*** Block opens ***
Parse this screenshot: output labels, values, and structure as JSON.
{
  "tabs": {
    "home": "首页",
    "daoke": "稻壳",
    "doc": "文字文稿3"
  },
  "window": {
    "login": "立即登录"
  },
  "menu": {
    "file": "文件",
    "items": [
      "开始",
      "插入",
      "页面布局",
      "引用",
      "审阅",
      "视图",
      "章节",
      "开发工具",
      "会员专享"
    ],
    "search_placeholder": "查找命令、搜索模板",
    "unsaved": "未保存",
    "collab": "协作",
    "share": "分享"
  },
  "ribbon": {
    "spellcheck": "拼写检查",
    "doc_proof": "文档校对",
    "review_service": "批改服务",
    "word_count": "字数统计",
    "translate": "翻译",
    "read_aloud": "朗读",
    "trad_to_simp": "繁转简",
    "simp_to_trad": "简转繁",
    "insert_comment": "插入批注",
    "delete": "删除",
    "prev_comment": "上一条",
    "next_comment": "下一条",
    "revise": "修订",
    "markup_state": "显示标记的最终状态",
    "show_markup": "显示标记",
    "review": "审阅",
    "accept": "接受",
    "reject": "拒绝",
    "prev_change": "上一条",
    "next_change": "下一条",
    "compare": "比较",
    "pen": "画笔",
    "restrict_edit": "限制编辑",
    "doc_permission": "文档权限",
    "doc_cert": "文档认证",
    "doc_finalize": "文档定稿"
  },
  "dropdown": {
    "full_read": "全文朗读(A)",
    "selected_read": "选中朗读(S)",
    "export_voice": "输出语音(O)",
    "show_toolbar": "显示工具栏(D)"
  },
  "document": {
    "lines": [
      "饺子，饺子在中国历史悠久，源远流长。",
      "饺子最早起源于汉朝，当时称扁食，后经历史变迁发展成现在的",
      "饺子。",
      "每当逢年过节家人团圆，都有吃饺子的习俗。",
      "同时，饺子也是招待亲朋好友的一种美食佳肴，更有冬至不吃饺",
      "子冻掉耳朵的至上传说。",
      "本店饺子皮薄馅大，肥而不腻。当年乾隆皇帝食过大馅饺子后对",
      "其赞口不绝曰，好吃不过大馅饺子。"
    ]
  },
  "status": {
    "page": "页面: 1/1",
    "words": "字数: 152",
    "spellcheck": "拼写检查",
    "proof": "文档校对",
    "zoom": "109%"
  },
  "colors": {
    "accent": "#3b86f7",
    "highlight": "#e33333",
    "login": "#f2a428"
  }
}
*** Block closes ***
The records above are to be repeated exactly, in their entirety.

SOLUTION TO THIS PROBLEM —
Parse this screenshot: output labels, values, and structure as JSON.
{
  "tabs": {
    "home": "首页",
    "daoke": "稻壳",
    "doc": "文字文稿3"
  },
  "window": {
    "login": "立即登录"
  },
  "menu": {
    "file": "文件",
    "items": [
      "开始",
      "插入",
      "页面布局",
      "引用",
      "审阅",
      "视图",
      "章节",
      "开发工具",
      "会员专享"
    ],
    "search_placeholder": "查找命令、搜索模板",
    "unsaved": "未保存",
    "collab": "协作",
    "share": "分享"
  },
  "ribbon": {
    "spellcheck": "拼写检查",
    "doc_proof": "文档校对",
    "review_service": "批改服务",
    "word_count": "字数统计",
    "translate": "翻译",
    "read_aloud": "朗读",
    "trad_to_simp": "繁转简",
    "simp_to_trad": "简转繁",
    "insert_comment": "插入批注",
    "delete": "删除",
    "prev_comment": "上一条",
    "next_comment": "下一条",
    "revise": "修订",
    "markup_state": "显示标记的最终状态",
    "show_markup": "显示标记",
    "review": "审阅",
    "accept": "接受",
    "reject": "拒绝",
    "prev_change": "上一条",
    "next_change": "下一条",
    "compare": "比较",
    "pen": "画笔",
    "restrict_edit": "限制编辑",
    "doc_permission": "文档权限",
    "doc_cert": "文档认证",
    "doc_finalize": "文档定稿"
  },
  "dropdown": {
    "full_read": "全文朗读(A)",
    "selected_read": "选中朗读(S)",
    "export_voice": "输出语音(O)",
    "show_toolbar": "显示工具栏(D)"
  },
  "document": {
    "lines": [
      "饺子，饺子在中国历史悠久，源远流长。",
      "饺子最早起源于汉朝，当时称扁食，后经历史变迁发展成现在的",
      "饺子。",
      "每当逢年过节家人团圆，都有吃饺子的习俗。",
      "同时，饺子也是招待亲朋好友的一种美食佳肴，更有冬至不吃饺",
      "子冻掉耳朵的至上传说。",
      "本店饺子皮薄馅大，肥而不腻。当年乾隆皇帝食过大馅饺子后对",
      "其赞口不绝曰，好吃不过大馅饺子。"
    ]
  },
  "status": {
    "page": "页面: 1/1",
    "words": "字数: 152",
    "spellcheck": "拼写检查",
    "proof": "文档校对",
    "zoom": "109%"
  },
  "colors": {
    "accent": "#3b86f7",
    "highlight": "#e33333",
    "login": "#f2a428"
  }
}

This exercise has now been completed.